We mentioned that night-shift workers are the ‘canaries in the coal mine’ regarding the effects of light at night on metabolism in human animals; however, the use of electronics and lights at night has likely caused most of us to have disrupted circadian rhythms. Can we offset the changes that light at night exposure causes to our biological clocks? Mouse research suggests that we can. For example, reverting to dark nights reversed the weight mice gained from night-light exposure and exercise eliminated the fat they gained from it(Reference Zarrinpar, Chaix and Panda66). Exercise tends to strengthen circadian rhythms and generally prevents weight gain. Therefore, it was hypothesised that providing mice a running wheel for voluntary exercise would buffer against the effects of light at night on weight gain. Mice were maintained in either dark or dimly illuminated nights and provided either a functional running wheel or a locked wheel. Again, mice exposed to dim light at night instead of dark nights increased weight gain. However, access to a functional running wheel prevented body mass gain in mice exposed to dim light at night(Reference Fonken, Meléndez-Fernández and Weil67). Voluntary exercise appeared to limit weight gain independently of rescuing changes to the circadian system caused by dim light at night; that is, increased daytime food intake provoked by dim light at night was not affected by increased voluntary exercise suggesting that voluntary exercise can prevent weight gain induced by dim light at night without rescuing circadian rhythm disruptions. If these techniques work for people, then we should start thinking about managing our exposure to light at night the same way we try to manage everything else in our lives: work and social time, diet, sleep and exercise.

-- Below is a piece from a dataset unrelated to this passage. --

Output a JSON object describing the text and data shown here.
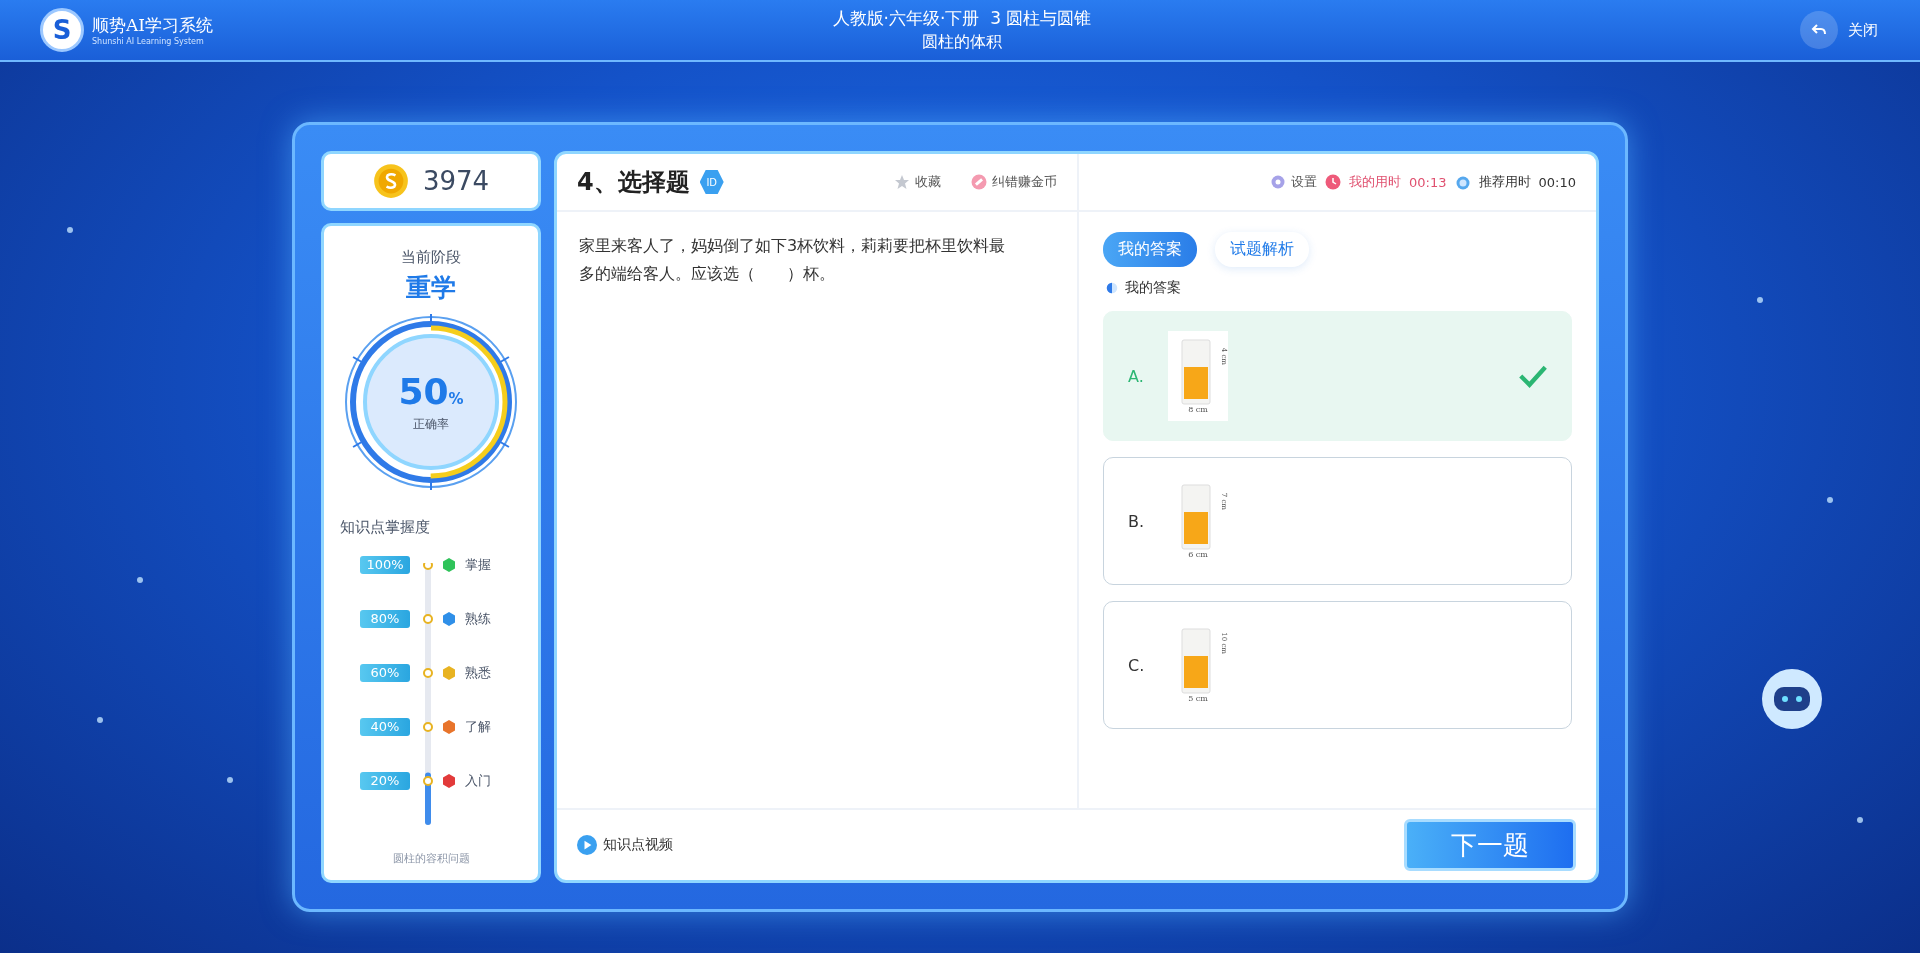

The authors were supported by US NIH grants R21 CA202745I and R01 NS092388.
Conflicts of Interest
Both authors contributed to writing and editing the manuscript.